__What is being asked__: What you return should match every entry, character for character.

Entries from a dataset of interfaces
#####

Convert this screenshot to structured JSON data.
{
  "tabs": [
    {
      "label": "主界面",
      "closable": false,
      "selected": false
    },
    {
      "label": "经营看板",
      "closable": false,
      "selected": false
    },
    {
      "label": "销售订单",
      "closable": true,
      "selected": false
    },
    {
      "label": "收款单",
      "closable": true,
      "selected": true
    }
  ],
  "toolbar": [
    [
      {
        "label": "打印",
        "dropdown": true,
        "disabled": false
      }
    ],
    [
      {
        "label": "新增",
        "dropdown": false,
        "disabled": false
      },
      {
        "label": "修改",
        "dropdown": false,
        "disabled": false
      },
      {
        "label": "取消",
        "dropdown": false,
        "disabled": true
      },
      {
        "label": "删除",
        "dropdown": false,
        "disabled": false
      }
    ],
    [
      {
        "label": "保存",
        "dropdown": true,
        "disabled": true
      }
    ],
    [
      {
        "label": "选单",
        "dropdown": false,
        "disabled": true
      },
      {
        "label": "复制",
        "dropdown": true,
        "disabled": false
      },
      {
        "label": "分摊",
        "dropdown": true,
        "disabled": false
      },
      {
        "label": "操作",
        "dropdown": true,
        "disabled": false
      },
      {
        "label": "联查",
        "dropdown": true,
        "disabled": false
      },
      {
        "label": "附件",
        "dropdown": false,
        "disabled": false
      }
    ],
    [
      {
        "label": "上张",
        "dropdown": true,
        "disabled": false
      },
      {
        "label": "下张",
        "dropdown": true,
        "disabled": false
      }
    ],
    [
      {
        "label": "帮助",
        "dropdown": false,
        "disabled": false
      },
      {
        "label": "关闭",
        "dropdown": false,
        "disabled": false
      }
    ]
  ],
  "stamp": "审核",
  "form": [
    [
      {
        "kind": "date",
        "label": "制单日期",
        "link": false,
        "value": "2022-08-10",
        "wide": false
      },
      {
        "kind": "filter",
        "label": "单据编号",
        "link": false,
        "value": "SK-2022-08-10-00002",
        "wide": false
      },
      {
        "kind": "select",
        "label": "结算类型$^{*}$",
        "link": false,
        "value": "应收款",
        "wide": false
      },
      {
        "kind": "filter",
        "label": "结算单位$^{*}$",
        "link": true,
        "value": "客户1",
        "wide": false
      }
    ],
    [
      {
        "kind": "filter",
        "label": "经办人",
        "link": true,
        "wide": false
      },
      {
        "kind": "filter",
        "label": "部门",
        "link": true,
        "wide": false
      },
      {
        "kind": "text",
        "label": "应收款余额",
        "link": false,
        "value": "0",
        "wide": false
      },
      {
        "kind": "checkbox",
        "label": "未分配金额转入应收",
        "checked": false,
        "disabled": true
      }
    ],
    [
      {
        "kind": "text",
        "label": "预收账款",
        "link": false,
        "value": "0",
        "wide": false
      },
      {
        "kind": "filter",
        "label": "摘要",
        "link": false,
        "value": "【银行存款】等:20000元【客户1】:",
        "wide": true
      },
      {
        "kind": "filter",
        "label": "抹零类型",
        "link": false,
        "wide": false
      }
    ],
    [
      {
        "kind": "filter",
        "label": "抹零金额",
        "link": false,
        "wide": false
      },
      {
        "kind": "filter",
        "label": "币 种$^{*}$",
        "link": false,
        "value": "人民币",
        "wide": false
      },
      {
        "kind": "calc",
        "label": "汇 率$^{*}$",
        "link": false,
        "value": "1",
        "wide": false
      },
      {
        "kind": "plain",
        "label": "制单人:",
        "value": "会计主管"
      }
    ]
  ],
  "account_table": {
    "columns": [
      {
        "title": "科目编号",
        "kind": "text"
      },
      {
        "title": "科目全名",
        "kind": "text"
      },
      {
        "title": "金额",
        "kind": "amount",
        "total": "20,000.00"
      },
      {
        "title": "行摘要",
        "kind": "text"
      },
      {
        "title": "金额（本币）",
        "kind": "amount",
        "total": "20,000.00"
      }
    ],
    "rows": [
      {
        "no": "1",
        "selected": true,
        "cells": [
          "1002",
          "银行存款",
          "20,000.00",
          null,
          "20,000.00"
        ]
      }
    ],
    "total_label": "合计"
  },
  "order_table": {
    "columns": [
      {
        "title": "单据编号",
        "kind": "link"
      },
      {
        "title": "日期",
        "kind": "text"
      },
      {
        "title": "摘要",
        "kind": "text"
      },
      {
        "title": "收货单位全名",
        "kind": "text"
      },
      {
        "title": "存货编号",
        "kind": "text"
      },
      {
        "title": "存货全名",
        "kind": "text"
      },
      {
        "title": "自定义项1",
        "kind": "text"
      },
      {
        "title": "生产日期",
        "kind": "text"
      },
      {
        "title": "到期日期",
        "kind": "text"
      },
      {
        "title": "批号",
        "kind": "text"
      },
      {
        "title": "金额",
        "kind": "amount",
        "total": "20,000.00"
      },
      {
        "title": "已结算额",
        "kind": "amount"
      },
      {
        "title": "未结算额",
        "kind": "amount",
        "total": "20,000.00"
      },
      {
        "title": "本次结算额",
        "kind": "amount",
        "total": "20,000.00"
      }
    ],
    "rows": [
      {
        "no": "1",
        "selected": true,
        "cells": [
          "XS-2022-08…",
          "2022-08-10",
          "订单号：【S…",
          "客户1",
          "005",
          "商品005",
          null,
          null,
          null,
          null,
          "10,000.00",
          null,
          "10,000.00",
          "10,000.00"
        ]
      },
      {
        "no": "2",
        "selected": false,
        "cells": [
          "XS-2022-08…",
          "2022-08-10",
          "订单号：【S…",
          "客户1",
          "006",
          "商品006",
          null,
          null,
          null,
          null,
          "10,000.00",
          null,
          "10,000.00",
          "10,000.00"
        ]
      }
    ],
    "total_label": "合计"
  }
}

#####

__Exercise output__:
Convert this screenshot to structured JSON data.
{
  "tabs": [
    {
      "label": "主界面",
      "closable": false,
      "selected": false
    },
    {
      "label": "经营看板",
      "closable": false,
      "selected": false
    },
    {
      "label": "销售订单",
      "closable": true,
      "selected": false
    },
    {
      "label": "收款单",
      "closable": true,
      "selected": true
    }
  ],
  "toolbar": [
    [
      {
        "label": "打印",
        "dropdown": true,
        "disabled": false
      }
    ],
    [
      {
        "label": "新增",
        "dropdown": false,
        "disabled": false
      },
      {
        "label": "修改",
        "dropdown": false,
        "disabled": false
      },
      {
        "label": "取消",
        "dropdown": false,
        "disabled": true
      },
      {
        "label": "删除",
        "dropdown": false,
        "disabled": false
      }
    ],
    [
      {
        "label": "保存",
        "dropdown": true,
        "disabled": true
      }
    ],
    [
      {
        "label": "选单",
        "dropdown": false,
        "disabled": true
      },
      {
        "label": "复制",
        "dropdown": true,
        "disabled": false
      },
      {
        "label": "分摊",
        "dropdown": true,
        "disabled": false
      },
      {
        "label": "操作",
        "dropdown": true,
        "disabled": false
      },
      {
        "label": "联查",
        "dropdown": true,
        "disabled": false
      },
      {
        "label": "附件",
        "dropdown": false,
        "disabled": false
      }
    ],
    [
      {
        "label": "上张",
        "dropdown": true,
        "disabled": false
      },
      {
        "label": "下张",
        "dropdown": true,
        "disabled": false
      }
    ],
    [
      {
        "label": "帮助",
        "dropdown": false,
        "disabled": false
      },
      {
        "label": "关闭",
        "dropdown": false,
        "disabled": false
      }
    ]
  ],
  "stamp": "审核",
  "form": [
    [
      {
        "kind": "date",
        "label": "制单日期",
        "link": false,
        "value": "2022-08-10",
        "wide": false
      },
      {
        "kind": "filter",
        "label": "单据编号",
        "link": false,
        "value": "SK-2022-08-10-00002",
        "wide": false
      },
      {
        "kind": "select",
        "label": "结算类型$^{*}$",
        "link": false,
        "value": "应收款",
        "wide": false
      },
      {
        "kind": "filter",
        "label": "结算单位$^{*}$",
        "link": true,
        "value": "客户1",
        "wide": false
      }
    ],
    [
      {
        "kind": "filter",
        "label": "经办人",
        "link": true,
        "wide": false
      },
      {
        "kind": "filter",
        "label": "部门",
        "link": true,
        "wide": false
      },
      {
        "kind": "text",
        "label": "应收款余额",
        "link": false,
        "value": "0",
        "wide": false
      },
      {
        "kind": "checkbox",
        "label": "未分配金额转入应收",
        "checked": false,
        "disabled": true
      }
    ],
    [
      {
        "kind": "text",
        "label": "预收账款",
        "link": false,
        "value": "0",
        "wide": false
      },
      {
        "kind": "filter",
        "label": "摘要",
        "link": false,
        "value": "【银行存款】等:20000元【客户1】:",
        "wide": true
      },
      {
        "kind": "filter",
        "label": "抹零类型",
        "link": false,
        "wide": false
      }
    ],
    [
      {
        "kind": "filter",
        "label": "抹零金额",
        "link": false,
        "wide": false
      },
      {
        "kind": "filter",
        "label": "币 种$^{*}$",
        "link": false,
        "value": "人民币",
        "wide": false
      },
      {
        "kind": "calc",
        "label": "汇 率$^{*}$",
        "link": false,
        "value": "1",
        "wide": false
      },
      {
        "kind": "plain",
        "label": "制单人:",
        "value": "会计主管"
      }
    ]
  ],
  "account_table": {
    "columns": [
      {
        "title": "科目编号",
        "kind": "text"
      },
      {
        "title": "科目全名",
        "kind": "text"
      },
      {
        "title": "金额",
        "kind": "amount",
        "total": "20,000.00"
      },
      {
        "title": "行摘要",
        "kind": "text"
      },
      {
        "title": "金额（本币）",
        "kind": "amount",
        "total": "20,000.00"
      }
    ],
    "rows": [
      {
        "no": "1",
        "selected": true,
        "cells": [
          "1002",
          "银行存款",
          "20,000.00",
          null,
          "20,000.00"
        ]
      }
    ],
    "total_label": "合计"
  },
  "order_table": {
    "columns": [
      {
        "title": "单据编号",
        "kind": "link"
      },
      {
        "title": "日期",
        "kind": "text"
      },
      {
        "title": "摘要",
        "kind": "text"
      },
      {
        "title": "收货单位全名",
        "kind": "text"
      },
      {
        "title": "存货编号",
        "kind": "text"
      },
      {
        "title": "存货全名",
        "kind": "text"
      },
      {
        "title": "自定义项1",
        "kind": "text"
      },
      {
        "title": "生产日期",
        "kind": "text"
      },
      {
        "title": "到期日期",
        "kind": "text"
      },
      {
        "title": "批号",
        "kind": "text"
      },
      {
        "title": "金额",
        "kind": "amount",
        "total": "20,000.00"
      },
      {
        "title": "已结算额",
        "kind": "amount"
      },
      {
        "title": "未结算额",
        "kind": "amount",
        "total": "20,000.00"
      },
      {
        "title": "本次结算额",
        "kind": "amount",
        "total": "20,000.00"
      }
    ],
    "rows": [
      {
        "no": "1",
        "selected": true,
        "cells": [
          "XS-2022-08…",
          "2022-08-10",
          "订单号：【S…",
          "客户1",
          "005",
          "商品005",
          null,
          null,
          null,
          null,
          "10,000.00",
          null,
          "10,000.00",
          "10,000.00"
        ]
      },
      {
        "no": "2",
        "selected": false,
        "cells": [
          "XS-2022-08…",
          "2022-08-10",
          "订单号：【S…",
          "客户1",
          "006",
          "商品006",
          null,
          null,
          null,
          null,
          "10,000.00",
          null,
          "10,000.00",
          "10,000.00"
        ]
      }
    ],
    "total_label": "合计"
  }
}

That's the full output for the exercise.